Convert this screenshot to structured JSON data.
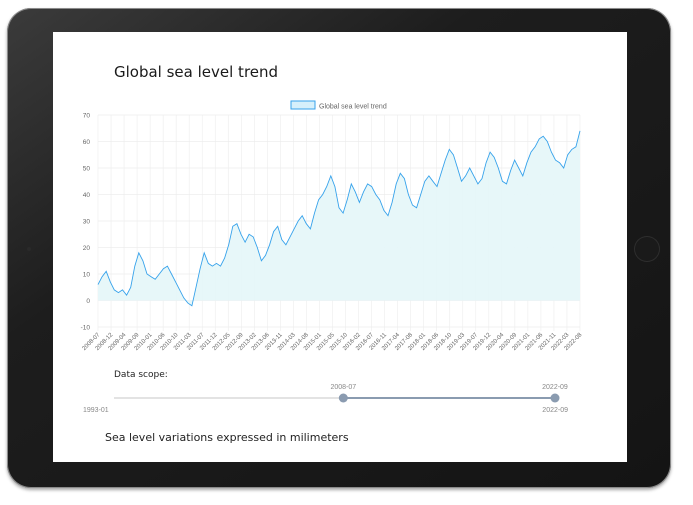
{
  "page": {
    "title": "Global sea level trend",
    "scope_label": "Data scope:",
    "caption": "Sea level variations expressed in milimeters"
  },
  "chart_data": {
    "type": "area",
    "legend": "Global sea level trend",
    "legend_position": "top-center",
    "ylim": [
      -10,
      70
    ],
    "y_ticks": [
      -10,
      0,
      10,
      20,
      30,
      40,
      50,
      60,
      70
    ],
    "grid": true,
    "color": "#36a2eb",
    "x_tick_labels": [
      "2008-07",
      "2008-12",
      "2009-04",
      "2009-09",
      "2010-01",
      "2010-06",
      "2010-10",
      "2011-03",
      "2011-07",
      "2011-12",
      "2012-05",
      "2012-09",
      "2013-02",
      "2013-06",
      "2013-11",
      "2014-03",
      "2014-08",
      "2015-01",
      "2015-05",
      "2015-10",
      "2016-02",
      "2016-07",
      "2016-11",
      "2017-04",
      "2017-08",
      "2018-01",
      "2018-06",
      "2018-10",
      "2019-03",
      "2019-07",
      "2019-12",
      "2020-04",
      "2020-09",
      "2021-01",
      "2021-06",
      "2021-11",
      "2022-03",
      "2022-08"
    ],
    "series": [
      {
        "name": "Global sea level trend",
        "values": [
          6,
          9,
          11,
          7,
          4,
          3,
          4,
          2,
          5,
          13,
          18,
          15,
          10,
          9,
          8,
          10,
          12,
          13,
          10,
          7,
          4,
          1,
          -1,
          -2,
          5,
          12,
          18,
          14,
          13,
          14,
          13,
          16,
          21,
          28,
          29,
          25,
          22,
          25,
          24,
          20,
          15,
          17,
          21,
          26,
          28,
          23,
          21,
          24,
          27,
          30,
          32,
          29,
          27,
          33,
          38,
          40,
          43,
          47,
          43,
          35,
          33,
          38,
          44,
          41,
          37,
          41,
          44,
          43,
          40,
          38,
          34,
          32,
          37,
          44,
          48,
          46,
          40,
          36,
          35,
          40,
          45,
          47,
          45,
          43,
          48,
          53,
          57,
          55,
          50,
          45,
          47,
          50,
          47,
          44,
          46,
          52,
          56,
          54,
          50,
          45,
          44,
          49,
          53,
          50,
          47,
          52,
          56,
          58,
          61,
          62,
          60,
          56,
          53,
          52,
          50,
          55,
          57,
          58,
          64
        ]
      }
    ]
  },
  "scope": {
    "min_label": "1993-01",
    "max_label": "2022-09",
    "start_label": "2008-07",
    "end_label": "2022-09",
    "start_fraction": 0.52,
    "end_fraction": 1.0
  }
}
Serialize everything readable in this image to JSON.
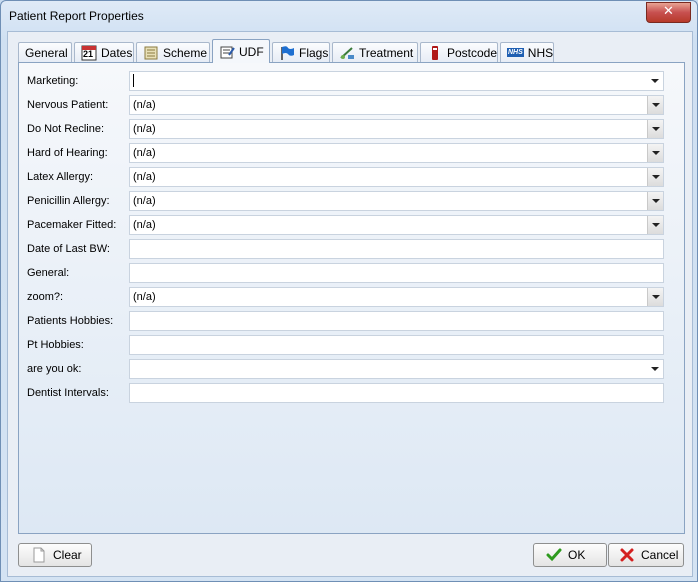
{
  "window": {
    "title": "Patient Report Properties",
    "close_glyph": "✕"
  },
  "tabs": [
    {
      "label": "General",
      "icon": "none"
    },
    {
      "label": "Dates",
      "icon": "calendar-icon",
      "icon_text": "21"
    },
    {
      "label": "Scheme",
      "icon": "scheme-icon"
    },
    {
      "label": "UDF",
      "icon": "udf-icon",
      "active": true
    },
    {
      "label": "Flags",
      "icon": "flag-icon"
    },
    {
      "label": "Treatment",
      "icon": "treatment-icon"
    },
    {
      "label": "Postcode",
      "icon": "postcode-icon"
    },
    {
      "label": "NHS",
      "icon": "nhs-logo-icon",
      "icon_text": "NHS"
    }
  ],
  "fields": [
    {
      "label": "Marketing:",
      "type": "combo-plain",
      "value": ""
    },
    {
      "label": "Nervous Patient:",
      "type": "combo",
      "value": "(n/a)"
    },
    {
      "label": "Do Not Recline:",
      "type": "combo",
      "value": "(n/a)"
    },
    {
      "label": "Hard of Hearing:",
      "type": "combo",
      "value": "(n/a)"
    },
    {
      "label": "Latex Allergy:",
      "type": "combo",
      "value": "(n/a)"
    },
    {
      "label": "Penicillin Allergy:",
      "type": "combo",
      "value": "(n/a)"
    },
    {
      "label": "Pacemaker Fitted:",
      "type": "combo",
      "value": "(n/a)"
    },
    {
      "label": "Date of Last BW:",
      "type": "text",
      "value": ""
    },
    {
      "label": "General:",
      "type": "text",
      "value": ""
    },
    {
      "label": "zoom?:",
      "type": "combo",
      "value": "(n/a)"
    },
    {
      "label": "Patients Hobbies:",
      "type": "text",
      "value": ""
    },
    {
      "label": "Pt Hobbies:",
      "type": "text",
      "value": ""
    },
    {
      "label": "are you ok:",
      "type": "combo-plain",
      "value": ""
    },
    {
      "label": "Dentist Intervals:",
      "type": "text",
      "value": ""
    }
  ],
  "buttons": {
    "clear": "Clear",
    "ok": "OK",
    "cancel": "Cancel"
  },
  "colors": {
    "ok_check": "#2e9a1e",
    "cancel_x": "#d42020",
    "flag_blue": "#1e6fd0",
    "postcode_red": "#b01818",
    "nhs_blue": "#1f5fb2"
  }
}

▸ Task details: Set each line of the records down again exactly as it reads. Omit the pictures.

▸ Solution to this exercise:
Convert this screenshot to structured JSON data.
{
  "page": {
    "title": "Global sea level trend",
    "scope_label": "Data scope:",
    "caption": "Sea level variations expressed in milimeters"
  },
  "chart_data": {
    "type": "area",
    "legend": "Global sea level trend",
    "legend_position": "top-center",
    "ylim": [
      -10,
      70
    ],
    "y_ticks": [
      -10,
      0,
      10,
      20,
      30,
      40,
      50,
      60,
      70
    ],
    "grid": true,
    "color": "#36a2eb",
    "x_tick_labels": [
      "2008-07",
      "2008-12",
      "2009-04",
      "2009-09",
      "2010-01",
      "2010-06",
      "2010-10",
      "2011-03",
      "2011-07",
      "2011-12",
      "2012-05",
      "2012-09",
      "2013-02",
      "2013-06",
      "2013-11",
      "2014-03",
      "2014-08",
      "2015-01",
      "2015-05",
      "2015-10",
      "2016-02",
      "2016-07",
      "2016-11",
      "2017-04",
      "2017-08",
      "2018-01",
      "2018-06",
      "2018-10",
      "2019-03",
      "2019-07",
      "2019-12",
      "2020-04",
      "2020-09",
      "2021-01",
      "2021-06",
      "2021-11",
      "2022-03",
      "2022-08"
    ],
    "series": [
      {
        "name": "Global sea level trend",
        "values": [
          6,
          9,
          11,
          7,
          4,
          3,
          4,
          2,
          5,
          13,
          18,
          15,
          10,
          9,
          8,
          10,
          12,
          13,
          10,
          7,
          4,
          1,
          -1,
          -2,
          5,
          12,
          18,
          14,
          13,
          14,
          13,
          16,
          21,
          28,
          29,
          25,
          22,
          25,
          24,
          20,
          15,
          17,
          21,
          26,
          28,
          23,
          21,
          24,
          27,
          30,
          32,
          29,
          27,
          33,
          38,
          40,
          43,
          47,
          43,
          35,
          33,
          38,
          44,
          41,
          37,
          41,
          44,
          43,
          40,
          38,
          34,
          32,
          37,
          44,
          48,
          46,
          40,
          36,
          35,
          40,
          45,
          47,
          45,
          43,
          48,
          53,
          57,
          55,
          50,
          45,
          47,
          50,
          47,
          44,
          46,
          52,
          56,
          54,
          50,
          45,
          44,
          49,
          53,
          50,
          47,
          52,
          56,
          58,
          61,
          62,
          60,
          56,
          53,
          52,
          50,
          55,
          57,
          58,
          64
        ]
      }
    ]
  },
  "scope": {
    "min_label": "1993-01",
    "max_label": "2022-09",
    "start_label": "2008-07",
    "end_label": "2022-09",
    "start_fraction": 0.52,
    "end_fraction": 1.0
  }
}
Serialize everything readable in this image to JSON.
{
  "window": {
    "title": "Patient Report Properties",
    "close_glyph": "✕"
  },
  "tabs": [
    {
      "label": "General",
      "icon": "none"
    },
    {
      "label": "Dates",
      "icon": "calendar-icon",
      "icon_text": "21"
    },
    {
      "label": "Scheme",
      "icon": "scheme-icon"
    },
    {
      "label": "UDF",
      "icon": "udf-icon",
      "active": true
    },
    {
      "label": "Flags",
      "icon": "flag-icon"
    },
    {
      "label": "Treatment",
      "icon": "treatment-icon"
    },
    {
      "label": "Postcode",
      "icon": "postcode-icon"
    },
    {
      "label": "NHS",
      "icon": "nhs-logo-icon",
      "icon_text": "NHS"
    }
  ],
  "fields": [
    {
      "label": "Marketing:",
      "type": "combo-plain",
      "value": ""
    },
    {
      "label": "Nervous Patient:",
      "type": "combo",
      "value": "(n/a)"
    },
    {
      "label": "Do Not Recline:",
      "type": "combo",
      "value": "(n/a)"
    },
    {
      "label": "Hard of Hearing:",
      "type": "combo",
      "value": "(n/a)"
    },
    {
      "label": "Latex Allergy:",
      "type": "combo",
      "value": "(n/a)"
    },
    {
      "label": "Penicillin Allergy:",
      "type": "combo",
      "value": "(n/a)"
    },
    {
      "label": "Pacemaker Fitted:",
      "type": "combo",
      "value": "(n/a)"
    },
    {
      "label": "Date of Last BW:",
      "type": "text",
      "value": ""
    },
    {
      "label": "General:",
      "type": "text",
      "value": ""
    },
    {
      "label": "zoom?:",
      "type": "combo",
      "value": "(n/a)"
    },
    {
      "label": "Patients Hobbies:",
      "type": "text",
      "value": ""
    },
    {
      "label": "Pt Hobbies:",
      "type": "text",
      "value": ""
    },
    {
      "label": "are you ok:",
      "type": "combo-plain",
      "value": ""
    },
    {
      "label": "Dentist Intervals:",
      "type": "text",
      "value": ""
    }
  ],
  "buttons": {
    "clear": "Clear",
    "ok": "OK",
    "cancel": "Cancel"
  },
  "colors": {
    "ok_check": "#2e9a1e",
    "cancel_x": "#d42020",
    "flag_blue": "#1e6fd0",
    "postcode_red": "#b01818",
    "nhs_blue": "#1f5fb2"
  }
}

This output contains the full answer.